This is not to say that operating multiple locations of the same brand doesn’t come without unique challenges. Outlets can be separated by hundreds of miles, in some cases, with each located in a distinct community with its own demographics, competition, and peculiarities.

Turnover is notoriously rife in the hospitality industry, and with dozens of employees spread among multiple locations, it can be a challenge to foster a strong sense of company culture and participation. And then there are the multilayered logistics that come with ensuring that each location has the raw goods and materials—not to mention the constant supply of fresh beer—it needs when it needs it.


“That’s the hardest part,” Tweet says. “Not only are we self-distributing to all our draft accounts, we’re also distributing to all of our tasting rooms, which in turn means we’ve got to manage the supply chain really tightly to make sure that each location is supplied with the right amount of beer and not sitting on beer longer than it needs to. If we’re getting a new beer release from Berkeley, it’s got to be in Sacramento or Napa within a day or two. That takes a lot of people and a lot of work.”

To help bridge any gaps, both Figueroa Mountain and Fieldwork have employees who travel between the various locations to ensure that operations and the customer experience are consistent across the board.

Bringing People Together

Successfully managing multiple locations is a complicated equation that requires strategic foresight and strong leadership, not to mention a great degree of trust in the people who help run your business, say both Tweet and Dietenhofer.

“We’re sometimes working sixteen hours a day, six or seven days a week,” Tweet says. “We’re exhausted, and there’s only so much we can do. We can’t hire pretty good. When we hire someone, they have to be out of this world.”

Tweet worked as a program manager in Callaway Golf’s human resources department before he entered the brewing industry. He can’t stress enough how critical it is to hire people who exude the qualities and values that align with your company culture.


“It’s a very important utility of a healthy business, and not being able to spend face time with all of our employees very often was a big concern with regard to retention issues,” he says. “Thankfully, we’ve been outstanding on that front with very little turnover, and what we’ve had has been positive turnover. We don’t want transactional hires. We look at employment as a relationship.”

To help foster that relationship, both Fieldwork and Figueroa Mountain offer competitive employment benefits and regularly bring together employees for meetings and events.

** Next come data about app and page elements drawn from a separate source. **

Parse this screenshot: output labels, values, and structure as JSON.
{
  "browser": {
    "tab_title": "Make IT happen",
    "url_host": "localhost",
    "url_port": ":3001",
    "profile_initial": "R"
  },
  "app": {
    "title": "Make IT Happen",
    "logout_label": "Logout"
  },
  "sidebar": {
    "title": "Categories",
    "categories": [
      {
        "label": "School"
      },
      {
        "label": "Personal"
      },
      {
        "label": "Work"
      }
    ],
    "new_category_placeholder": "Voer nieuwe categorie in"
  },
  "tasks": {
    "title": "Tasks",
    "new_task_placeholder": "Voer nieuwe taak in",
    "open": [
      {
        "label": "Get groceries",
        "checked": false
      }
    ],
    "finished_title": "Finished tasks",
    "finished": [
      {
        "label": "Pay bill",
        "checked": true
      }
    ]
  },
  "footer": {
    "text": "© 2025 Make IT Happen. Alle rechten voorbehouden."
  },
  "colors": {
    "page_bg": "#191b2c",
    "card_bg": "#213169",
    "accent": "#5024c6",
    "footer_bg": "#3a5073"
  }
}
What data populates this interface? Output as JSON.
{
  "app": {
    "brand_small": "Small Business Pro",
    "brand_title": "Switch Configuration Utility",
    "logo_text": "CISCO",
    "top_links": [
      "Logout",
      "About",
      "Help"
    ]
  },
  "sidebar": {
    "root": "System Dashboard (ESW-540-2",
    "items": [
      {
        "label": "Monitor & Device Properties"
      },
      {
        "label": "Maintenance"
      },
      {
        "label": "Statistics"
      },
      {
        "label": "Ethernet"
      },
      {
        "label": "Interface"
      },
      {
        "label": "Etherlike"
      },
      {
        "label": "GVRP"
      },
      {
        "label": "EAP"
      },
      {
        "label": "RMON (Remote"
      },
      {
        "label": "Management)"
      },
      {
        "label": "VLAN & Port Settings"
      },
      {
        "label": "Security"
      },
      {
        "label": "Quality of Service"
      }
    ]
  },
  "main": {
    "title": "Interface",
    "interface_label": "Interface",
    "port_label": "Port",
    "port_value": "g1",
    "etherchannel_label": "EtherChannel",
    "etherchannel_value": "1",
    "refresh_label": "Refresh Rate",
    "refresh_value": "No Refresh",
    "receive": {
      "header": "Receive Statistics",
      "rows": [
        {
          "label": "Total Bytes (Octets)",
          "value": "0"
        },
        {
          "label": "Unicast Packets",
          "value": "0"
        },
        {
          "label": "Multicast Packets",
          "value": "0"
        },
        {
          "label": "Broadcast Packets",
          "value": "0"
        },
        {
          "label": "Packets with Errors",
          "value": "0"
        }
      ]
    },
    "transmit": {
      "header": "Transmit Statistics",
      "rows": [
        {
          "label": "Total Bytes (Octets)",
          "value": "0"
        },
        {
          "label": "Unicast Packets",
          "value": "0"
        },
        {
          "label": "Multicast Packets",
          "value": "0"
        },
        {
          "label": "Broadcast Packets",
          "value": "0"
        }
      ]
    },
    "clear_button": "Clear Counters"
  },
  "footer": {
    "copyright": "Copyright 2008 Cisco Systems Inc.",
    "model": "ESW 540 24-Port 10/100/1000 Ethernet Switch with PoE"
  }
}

For example, Figueroa Mountain purchased and retrofitted a National Parks bus to shuttle employees between its various taprooms and accounts, as well as to take them on excursions, such as group hikes, and to sporting events. The company also offers a monthly opportunity for any employee who likes to join its brewers on the brew deck and learn about the brewing process.

“It’s extremely important to us that everyone at any of our locations has a voice in what the brand is and who we are as a company,” Dietenhofer says.

That goes for customers, too. Figueroa Mountain created a Mug Club where its most loyal clientele can enjoy discounts and new releases at each of its locations as well as participate in special outings and events.

“Those guys are the best marketers of all because they’re the ones who believe,” Dietenhofer says. “They’re the ones who taste the beers for the first time and give us their feedback and help keep the lights on. That’s a huge part of our business.”